In order to accomplish the same result, we need to adjust our design through the use of a more modern means; the execution of a scheduled task through an event trigger—in this case a user logon event can accomplish the same result. This plays out well for having our command run for our user at logon, however if we do nothing to curb future executions of the process it will always run when the user logs on. This may or may not be desirable and leads us to our first design decision. There are a couple options; allow the scheduled task to always run at logon every time a user logons or track the execution of the scheduled task’s first run and remove the scheduled task afterwards.
Option 1: Process Runs Every Time Someone Logs In
There may be reasons that this approach is sensible and potentially advantageous for an architect to implement:
- The deployed system will be used by many users over its lifetime
- Logic inside the script or application eliminates the need to control subsequent runs
- This is a system running Citrix XenApp or Microsoft RDP application server
- The process running is continuously updating or changing certain aspects of the user environment
If any of the above are applicable, then everything is set pretty quickly, but remember this is talking about replacing RunOnce which has the added benefit of being removed automatically after running. This first option works well as the user runs the task under their own credentials, it will run without administrative privileges, and is linked to user logon; however, it will not be limited to running only once.
Option 2: Remove Our Scheduled Task after Running Once
Situations where this option will be useful are:
- Only one user will ever need to run this process
- The deployed system will be used exclusively by one user
- The process is resource intensive and impacts system performance
For any of the scenarios above it would be cleaner or more sensible to remove the scheduled task triggered by the user logon. There are several ways to remove the user logon scheduled task but in this blog post we will use another scheduled task accomplish this. In this case another scheduled task that runs at system start-up will be used that removes the user logon event triggered scheduled task and will also remove itself.
There are a couple things to note when running a scheduled task at system start-up:
- Use script or program logic to control when the system start-up task removes the user logon triggered task; ensure the system start-up script can determine if the user’s scheduled task has successfully completed by having the user script leave a file or registry key to mark completion
- Scheduled tasks triggered at system start-up must be run as the NT AUTHORITY\SYSTEM account
Putting the Pieces in Place
To avoid any challenges, be sure the scheduled tasks are in place. To accomplish this; create the tasks manually, generate them by copying previously created tasks, or programmatically generate them. Manually created tasks are straight-forward but require the most administrative effort and will be prone to human error. This may be a good fit for small environments or one-off deployments but overall poorly scales and is best avoided.

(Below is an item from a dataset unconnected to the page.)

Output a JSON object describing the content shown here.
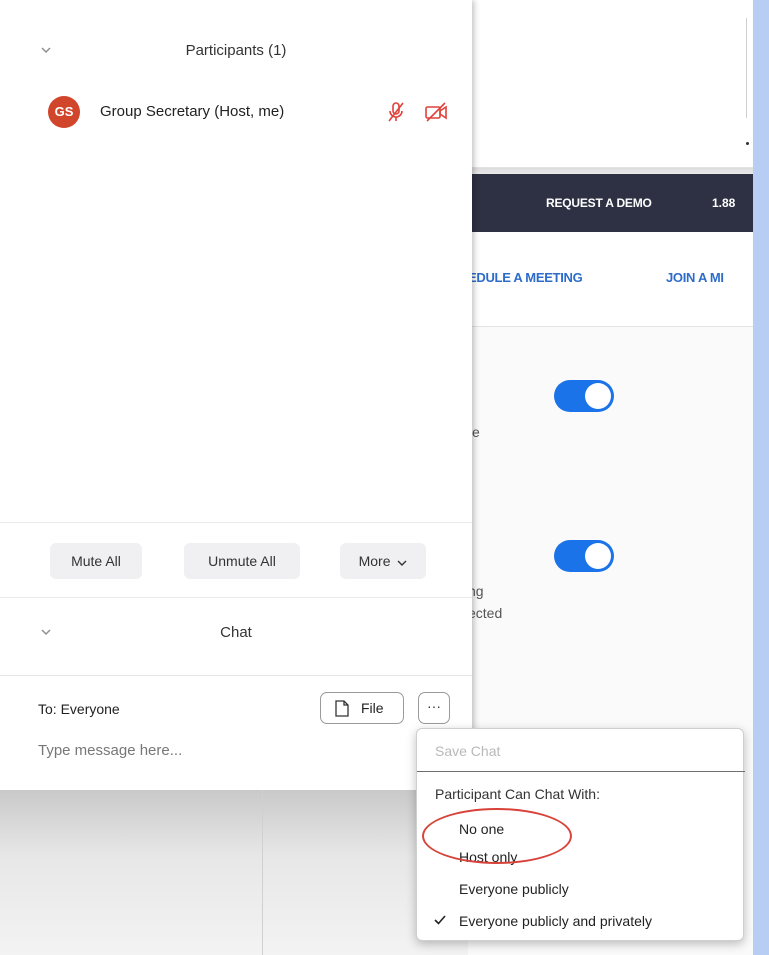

The second approach, copying the files, is a better option and can be accomplished in a few ways. The schtasks command line can be used to export the task from a working system and later imported automatically. On deployed systems, using the same command or the scheduled tasks .xml file can be copied from one machine to another from Windows explorer by browsing to the C:\Windows\System32\Tasks folder on the source and destination computers.
Finally, scheduled tasks can also be created using a programmable/scriptable object interface. This approach is pretty complex but is an excellent fit if system deployment is done via the Microsoft Deployment Toolkit (MDT) or Configuration Manager. To help the reader with implementing this way, sample vbscript and jscript functions can be found in files at the end of this blog post.
The RunOnce registry key has been around since the introduction of the Windows registry over twenty years ago but has limitations in modern versions of the operating system. Most notably that their use requires the user be a local administrator. Using scheduled tasks are a great practice but need to be implemented thoughtfully to ensure they are effective and do not impact system performance. This restriction can be tackled several ways; choose the solution that best fits your need and implement the technology. If you have any questions please ask in the comments section.